Determined to stop Luongo from earning his cape and tights, the Panther team woes continued and it seemed Florida had an endless supply of Kryptonite. Roberto went 6-9-0 over a span of games from Jan 9th to Feb 28th. He even was able to earn another shutout against the Western Conference Champion Dallas Stars on Jan 15th, but the many 3 or 4 goals against games proved too much to earn more wins.

Enter the Atlanta Thrashers. Always an un-welcome sight in their first year for the Panthers, the Thrashers always came to play hard against the Panthers with some success. But on March 3rd, Roberto again re-emerged from the last 4 losses with an amazing performance to solidify his hold as the premier young goalie in the league. After seeing 29 shots in regulation, Luongo entered that ethereal zone and stopped all 10 Thrashers shots in overtime to preserve the tie and end the night with 39 saves. This performance seemed to empower him and started to show the always-skeptical Panther fans why Mark Parrish and Oleg Kvasha were used to pry away Roberto in a draft day trade.

To keep the train rolling after the Atlanta game, Luongo went 3-1-3 in March. He had an amazing 34 saves against Toronto for the win on Mar 21st and followed that up with a 38 save win against the Capitals two nights later.
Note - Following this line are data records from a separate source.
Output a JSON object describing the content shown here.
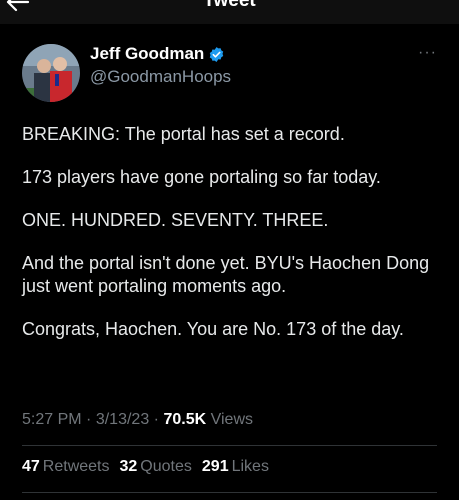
{
  "header": {
    "title": "Tweet"
  },
  "author": {
    "name": "Jeff Goodman",
    "handle": "@GoodmanHoops",
    "verified_color": "#1d9bf0"
  },
  "tweet": {
    "paragraphs": [
      "BREAKING: The portal has set a record.",
      "173 players have gone portaling so far today.",
      "ONE. HUNDRED. SEVENTY. THREE.",
      "And the portal isn't done yet. BYU's Haochen Dong just went portaling moments ago.",
      "Congrats, Haochen. You are No. 173 of the day."
    ],
    "time": "5:27 PM",
    "date": "3/13/23",
    "views_count": "70.5K",
    "views_label": "Views"
  },
  "stats": {
    "retweets_count": "47",
    "retweets_label": "Retweets",
    "quotes_count": "32",
    "quotes_label": "Quotes",
    "likes_count": "291",
    "likes_label": "Likes"
  },
  "colors": {
    "background": "#000000",
    "text": "#e7e9ea",
    "muted": "#71767b"
  }
}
All of this despite the anemic Panthers season-ending goal output with Luongo in net. In the 41 starts, the Panthers have scored an average of 2.1 goals a game, and they scored two goals or less in 25 of Luongo’s 40 starts. Only 3 times all season have the Panthers scored more than 3 goals a game for him, so it becomes quite evident that “offense” was only a word that flitted around Luongo’s nightmares.

On March 28th, a home game against the Canadiens surely must have been having the Montreal faithful attending the game exclaiming “Sacre Blu!” Save after save of point blank shot after shot was pelting the young netminder, who only gave up two goals in a 38 save performance that defied all Panther nay-sayers of the remarkable talent that is possessed in the tall and agile kid from Montreal.
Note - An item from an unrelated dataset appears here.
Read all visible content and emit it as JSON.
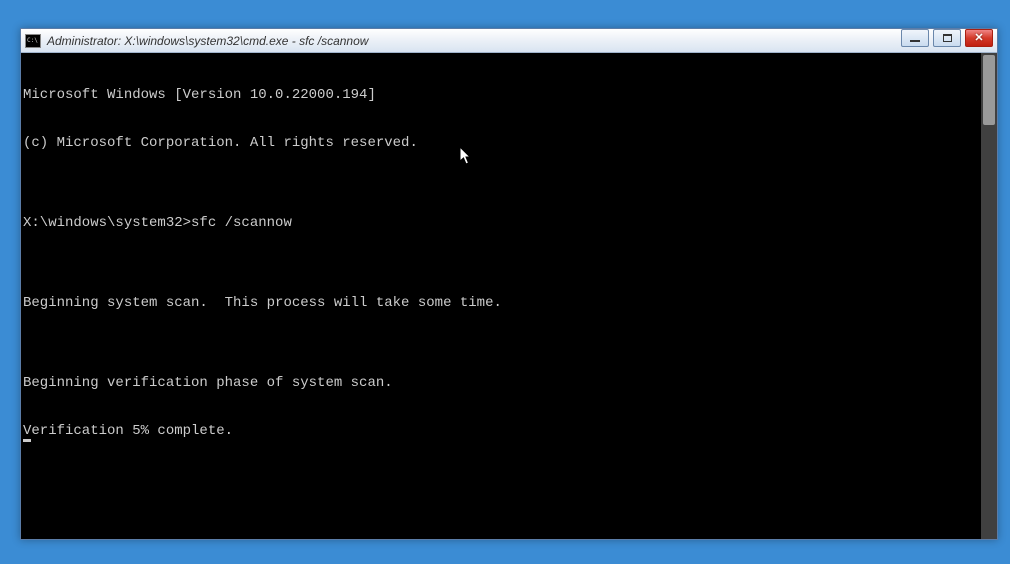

To show what a demotion to the minors can do for a young player, especially a goaltender, one has to look at Roberto Luongo’s run to the end the season. In his last 11 starts of the year, he went 4-3-5 in that stretch and only allowed two goals or less in 7 of his last 12 starts. This marathon sprint to the finish earned Luongo a 12-24-7 record with a .920 save percentage (7th in the league with a minimum of 25 games), better than established goalies such as Curtis Joseph ( .915% ) and Patrick Roy ( .913% )

The only thing that would put a nail in the coffin of the fans whining about losing Mark Parrish, was for Luongo to give the hometown fans a taste of what is to come for next season. He had that opportunity in the final home game of the season against the New York Rangers, and going into the game he was tied with John Vanbiesbrouck’s Panther shutout record of 4 games.

With nothing to lose, the Panthers simply went out and put on a show against the equally inept Rangers by scoring three 3rd period goals in a span of 86 seconds. The only thing keeping the goalie from passing out in a “goal-scoring euphoria” was the 8 minutes and 35 seconds he needed to play to become the Panthers record breaking shutout holder.

After a season initially viewed with promise by all the pundits, fans, and management, a season that saw the Panthers finish 3rd in man-games lost and have the 4th worst record in the league, a season in which Bure accounted for nearly 29.5% of the team offense (breaking Brett Hull’s record of 27.7% with the Blues), and a season in which several Panther veterans such as Scott Mellanby, Ray Whitney, Todd Simpson, Igor Larionov, and Jaroslav Spacek became the victims of a house-cleaning.

In working in this tumultuous atmosphere, it was only fitting that the future of the Panthers, Roberto Luongo earned his 5th shutout to end his remarkable season in the statistic books.

Authors Note: For all those who signed up for the mailing list or want to be added to receive e-mail alerts, please re-send me your e-mail address and name. Massive hard drive crash caused me to lose all my previous files!

As always, any comments or questions are appreciated!

Mark Fischel

Panthers Editor